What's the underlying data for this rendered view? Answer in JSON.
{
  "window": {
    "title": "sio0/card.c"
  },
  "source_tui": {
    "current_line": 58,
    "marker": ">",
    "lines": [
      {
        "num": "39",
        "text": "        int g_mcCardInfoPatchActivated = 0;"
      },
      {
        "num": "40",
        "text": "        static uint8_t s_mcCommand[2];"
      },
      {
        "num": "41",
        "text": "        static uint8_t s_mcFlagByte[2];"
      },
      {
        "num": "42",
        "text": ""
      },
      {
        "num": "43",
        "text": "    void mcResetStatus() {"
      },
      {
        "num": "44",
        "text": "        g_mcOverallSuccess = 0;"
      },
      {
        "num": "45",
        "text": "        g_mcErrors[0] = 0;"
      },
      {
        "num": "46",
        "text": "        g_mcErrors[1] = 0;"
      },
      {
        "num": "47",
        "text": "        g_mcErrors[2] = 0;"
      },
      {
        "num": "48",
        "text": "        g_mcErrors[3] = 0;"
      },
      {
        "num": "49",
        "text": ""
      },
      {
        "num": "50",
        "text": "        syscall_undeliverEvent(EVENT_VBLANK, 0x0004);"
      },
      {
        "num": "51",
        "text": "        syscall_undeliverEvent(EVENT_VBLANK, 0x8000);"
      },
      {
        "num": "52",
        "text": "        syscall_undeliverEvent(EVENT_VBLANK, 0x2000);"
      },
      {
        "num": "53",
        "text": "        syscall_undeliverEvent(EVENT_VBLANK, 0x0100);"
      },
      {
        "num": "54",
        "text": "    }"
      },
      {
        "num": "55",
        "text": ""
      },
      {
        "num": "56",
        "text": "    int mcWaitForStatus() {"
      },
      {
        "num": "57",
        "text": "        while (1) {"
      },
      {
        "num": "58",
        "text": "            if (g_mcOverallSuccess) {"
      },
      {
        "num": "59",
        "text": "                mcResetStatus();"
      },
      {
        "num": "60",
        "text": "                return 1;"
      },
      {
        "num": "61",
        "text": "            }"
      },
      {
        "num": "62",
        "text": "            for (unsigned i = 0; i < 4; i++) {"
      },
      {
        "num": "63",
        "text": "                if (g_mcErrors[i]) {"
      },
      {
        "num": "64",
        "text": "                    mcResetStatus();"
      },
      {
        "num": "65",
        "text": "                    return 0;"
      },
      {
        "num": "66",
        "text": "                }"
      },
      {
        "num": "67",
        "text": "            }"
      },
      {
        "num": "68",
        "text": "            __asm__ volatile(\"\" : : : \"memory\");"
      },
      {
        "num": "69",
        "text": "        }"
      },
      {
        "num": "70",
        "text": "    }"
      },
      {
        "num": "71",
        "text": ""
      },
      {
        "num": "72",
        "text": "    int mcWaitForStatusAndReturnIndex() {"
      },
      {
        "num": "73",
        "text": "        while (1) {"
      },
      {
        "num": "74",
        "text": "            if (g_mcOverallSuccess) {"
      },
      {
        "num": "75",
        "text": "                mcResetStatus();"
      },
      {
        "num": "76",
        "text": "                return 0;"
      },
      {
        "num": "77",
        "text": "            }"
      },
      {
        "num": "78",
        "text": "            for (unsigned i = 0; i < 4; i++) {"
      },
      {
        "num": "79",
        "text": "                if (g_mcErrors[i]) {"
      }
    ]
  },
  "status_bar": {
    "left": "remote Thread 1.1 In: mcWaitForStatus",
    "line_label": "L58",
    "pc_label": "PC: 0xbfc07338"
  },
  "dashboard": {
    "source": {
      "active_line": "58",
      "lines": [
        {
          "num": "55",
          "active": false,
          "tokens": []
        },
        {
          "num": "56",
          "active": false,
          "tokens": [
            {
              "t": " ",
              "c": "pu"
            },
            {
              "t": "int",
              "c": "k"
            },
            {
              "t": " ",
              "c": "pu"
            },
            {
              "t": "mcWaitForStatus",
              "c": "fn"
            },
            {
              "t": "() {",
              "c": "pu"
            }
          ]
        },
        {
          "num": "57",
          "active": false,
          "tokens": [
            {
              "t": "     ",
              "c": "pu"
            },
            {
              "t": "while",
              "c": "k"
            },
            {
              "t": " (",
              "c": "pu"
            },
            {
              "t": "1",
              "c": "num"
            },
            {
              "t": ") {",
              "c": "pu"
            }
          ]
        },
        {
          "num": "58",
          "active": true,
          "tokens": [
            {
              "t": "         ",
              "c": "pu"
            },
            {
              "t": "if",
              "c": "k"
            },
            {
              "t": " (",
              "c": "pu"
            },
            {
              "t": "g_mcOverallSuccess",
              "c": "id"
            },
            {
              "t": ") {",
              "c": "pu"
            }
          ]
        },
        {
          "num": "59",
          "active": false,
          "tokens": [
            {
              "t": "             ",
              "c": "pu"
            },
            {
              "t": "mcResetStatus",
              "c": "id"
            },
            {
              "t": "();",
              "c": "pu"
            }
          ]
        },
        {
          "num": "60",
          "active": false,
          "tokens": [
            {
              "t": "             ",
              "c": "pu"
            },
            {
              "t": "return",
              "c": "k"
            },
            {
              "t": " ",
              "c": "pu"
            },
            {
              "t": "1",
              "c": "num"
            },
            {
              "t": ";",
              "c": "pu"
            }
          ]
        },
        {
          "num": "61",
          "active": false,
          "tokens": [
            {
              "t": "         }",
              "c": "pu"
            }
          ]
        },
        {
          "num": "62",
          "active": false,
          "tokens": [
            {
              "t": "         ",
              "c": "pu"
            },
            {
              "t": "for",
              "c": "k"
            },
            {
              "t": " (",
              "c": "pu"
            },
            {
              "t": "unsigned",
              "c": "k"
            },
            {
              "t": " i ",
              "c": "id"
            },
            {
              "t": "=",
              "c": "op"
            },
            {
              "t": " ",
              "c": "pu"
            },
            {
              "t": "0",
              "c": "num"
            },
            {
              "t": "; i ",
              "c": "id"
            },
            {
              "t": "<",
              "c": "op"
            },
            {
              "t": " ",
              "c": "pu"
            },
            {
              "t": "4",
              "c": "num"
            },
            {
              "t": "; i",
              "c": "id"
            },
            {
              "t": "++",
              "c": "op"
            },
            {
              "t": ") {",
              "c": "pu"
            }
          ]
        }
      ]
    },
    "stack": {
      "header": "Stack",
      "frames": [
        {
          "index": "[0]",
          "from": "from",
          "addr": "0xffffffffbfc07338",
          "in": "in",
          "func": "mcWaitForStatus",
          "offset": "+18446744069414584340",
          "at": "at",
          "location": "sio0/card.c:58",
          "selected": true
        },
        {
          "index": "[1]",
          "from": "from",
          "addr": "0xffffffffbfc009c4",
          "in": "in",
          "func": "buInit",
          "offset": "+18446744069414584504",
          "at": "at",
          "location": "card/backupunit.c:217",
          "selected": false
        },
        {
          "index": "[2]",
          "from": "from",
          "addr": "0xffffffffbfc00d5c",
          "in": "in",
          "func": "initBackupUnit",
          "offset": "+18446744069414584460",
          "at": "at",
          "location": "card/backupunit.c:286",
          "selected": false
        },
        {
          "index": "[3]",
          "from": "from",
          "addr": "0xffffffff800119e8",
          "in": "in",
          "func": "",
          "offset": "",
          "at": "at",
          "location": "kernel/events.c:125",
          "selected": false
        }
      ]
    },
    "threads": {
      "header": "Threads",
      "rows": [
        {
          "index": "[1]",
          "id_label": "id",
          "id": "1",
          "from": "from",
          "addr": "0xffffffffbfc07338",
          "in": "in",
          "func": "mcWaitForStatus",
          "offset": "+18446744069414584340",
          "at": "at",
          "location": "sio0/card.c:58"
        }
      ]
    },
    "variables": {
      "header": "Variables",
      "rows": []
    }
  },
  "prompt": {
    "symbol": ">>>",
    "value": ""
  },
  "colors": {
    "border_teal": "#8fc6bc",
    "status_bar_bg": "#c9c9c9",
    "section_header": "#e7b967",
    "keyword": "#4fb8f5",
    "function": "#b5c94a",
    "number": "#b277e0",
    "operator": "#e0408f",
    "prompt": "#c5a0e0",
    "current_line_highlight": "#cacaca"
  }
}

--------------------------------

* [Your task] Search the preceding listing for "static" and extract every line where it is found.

* [Finished exercise]
        "text": "        static uint8_t s_mcCommand[2];"
        "text": "        static uint8_t s_mcFlagByte[2];"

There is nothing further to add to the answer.